Next time you post an image of your new El Reg prosthetic beak on the internet, be aware that marketers will soon have a tool to let them spot it, isolate it, and figure out what it's pictured alongside.
In a paper to be delivered in Sydney today, academics from Carnegie Mellon University demonstrate a new approach to identifying brands in images and spotting their associations.
The "Inferring Brand Associations from Web Community Photos" paper goes beyond traditional text-based analysis tools and wades into the nascent field of image recognition and classification.
"With experiments on about five million of images of 48 brands crawled from five popular online photo sharing sites, we demonstrate that our approach can discover complementary views on the brand associations that are hardly mined by traditional text-based methods," they write.
The approach "can detect the regions of brand more successfully than other candidate methods," they say.
The CMU tech can identify the context in which brands appear, and isolate them
The tech has two key elements: one part of it helps isolate brands from their surroundings, such as picking out the golden arches of McDonalds that lurk in the background of a family photo, and a second component groups these isolated brands by associations.
To gather the data, the scientists trawled Flickr, Photobucket, DeviantArt, Pinterest, and Twitpic for images that had been labelled with one of 48 brands in either meta-data or tags.
They then tested these images against an algorithm containing as input a selection of images of each of the 48 brands, which helped them identify various "exemplars" — frequently depicted things containing the brand, such as famous football players.

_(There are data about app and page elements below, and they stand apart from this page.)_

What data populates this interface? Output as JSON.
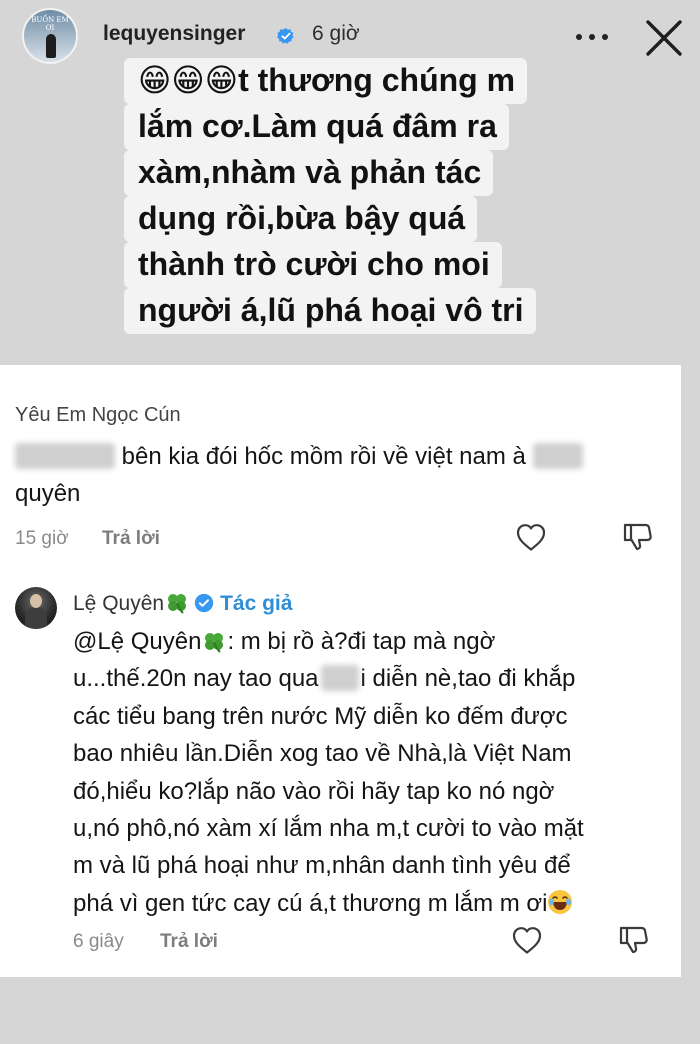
{
  "header": {
    "username": "lequyensinger",
    "time": "6 giờ",
    "avatar_text": "BUỒN EM ƠI"
  },
  "caption": {
    "lines": [
      "😁😁😁t thương chúng m",
      "lắm cơ.Làm quá đâm ra",
      "xàm,nhàm và phản tác",
      "dụng rồi,bừa bậy quá",
      "thành trò cười cho moi",
      "người á,lũ phá hoại vô tri"
    ]
  },
  "comments": [
    {
      "author": "Yêu Em Ngọc Cún",
      "text_part1": "bên kia đói hốc mồm rồi về việt nam à",
      "text_part2": "quyên",
      "time": "15 giờ",
      "reply_label": "Trả lời"
    },
    {
      "author": "Lệ Quyên",
      "author_tag": "Tác giả",
      "mention": "@Lệ Quyên",
      "line1_rest": ": m bị rồ à?đi tap mà ngờ",
      "line2_a": "u...thế.20n nay tao qua",
      "line2_b": "i diễn nè,tao đi khắp",
      "lines": [
        "các tiểu bang trên nước Mỹ diễn ko đếm được",
        "bao nhiêu lần.Diễn xog tao về Nhà,là Việt Nam",
        "đó,hiểu ko?lắp não vào rồi hãy tap ko nó ngờ",
        "u,nó phô,nó xàm xí lắm nha m,t cười to vào mặt",
        "m và lũ phá hoại như m,nhân danh tình yêu để"
      ],
      "last_line": "phá vì gen tức cay cú á,t thương m lắm m ơi",
      "time": "6 giây",
      "reply_label": "Trả lời"
    }
  ],
  "colors": {
    "background": "#d6d6d6",
    "caption_bg": "#f3f3f3",
    "author_tag": "#2f8fd6",
    "verified": "#3897f0"
  },
  "icons": [
    "verified-badge-icon",
    "more-options-icon",
    "close-icon",
    "heart-icon",
    "dislike-icon",
    "clover-icon",
    "laugh-emoji-icon"
  ]
}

"Given millions of images retrieved by the query Nike, we cluster the images into L number of groups using visual similarity between images. (L is given by a user, ex. L=1000)," CMU researcher and one of the paper's authors Gunhee Kim told El Reg by email. "The exemplar is the cluster center (i.e., most representative image of the cluster). If a cluster is larger (i.e., include more images), it and its exemplar will be ranked higher. (For example, if the Nike set contains 10,000 jogging images and 5,000 soccer images, jogging image will be higher ranked)."
With the exemplars, they can then create clusters of the most-depicted associations of a brand, and can also refine their algorithms for separating the branded elements out from a picture.
"Exemplars are used to visualize the brand association map as a concise but comprehensive set of key visual themes associated with brands," the researchers write. "Second, for brand localization, the exemplars are used as references to detect the most brand-like regions in clustered images."
Given enough data, the approach can give marketers a new way to figure out where their brands are appearing most frequently – valuable information for use in future advertising campaigns.
Other potential applications include "photo-based competitor mining," and "contextual advertising for images," according to documents received by El Reg from CMU researchers.
"As output of our work, we can discover the dominant image clusters of each brand and image regions that are most associated with the brand, from the pictures posted by millions of users. Therefore, given a novel image, we can identify which brands are most relevant to the whole image (or regions of the image). For example, for the group of luxury brands, if the new image includes a watch and a bag, we can first generate bounding boxes for the two regions, and retrieve the Rolex and Louis Vuitton as the most relevant advertisement, respectively," they write.
Carnegie Mellon University is one of the premiere institutions in America for developing computer-aided analysis of web content, and is frequently favored with grants from Google and the National Science Foundation for its oh-so-ad-friendly research.
Other projects that CMU faculty are working on include the "Never Ending Image Learner" (NEIL) tech, which scans the web and learns the associations of various images, and its predecessor the "Never-Ending Language Learner" (NELL).
Though these projects are all developing new techniques for figuring out the associations and patterns within and between large collections of images, they still depend on pre-determined data such as the tags of images. This is an area in which Google may be able to help, given that its own machine learning platform recently figured out how to identity paper shredders all by itself. ®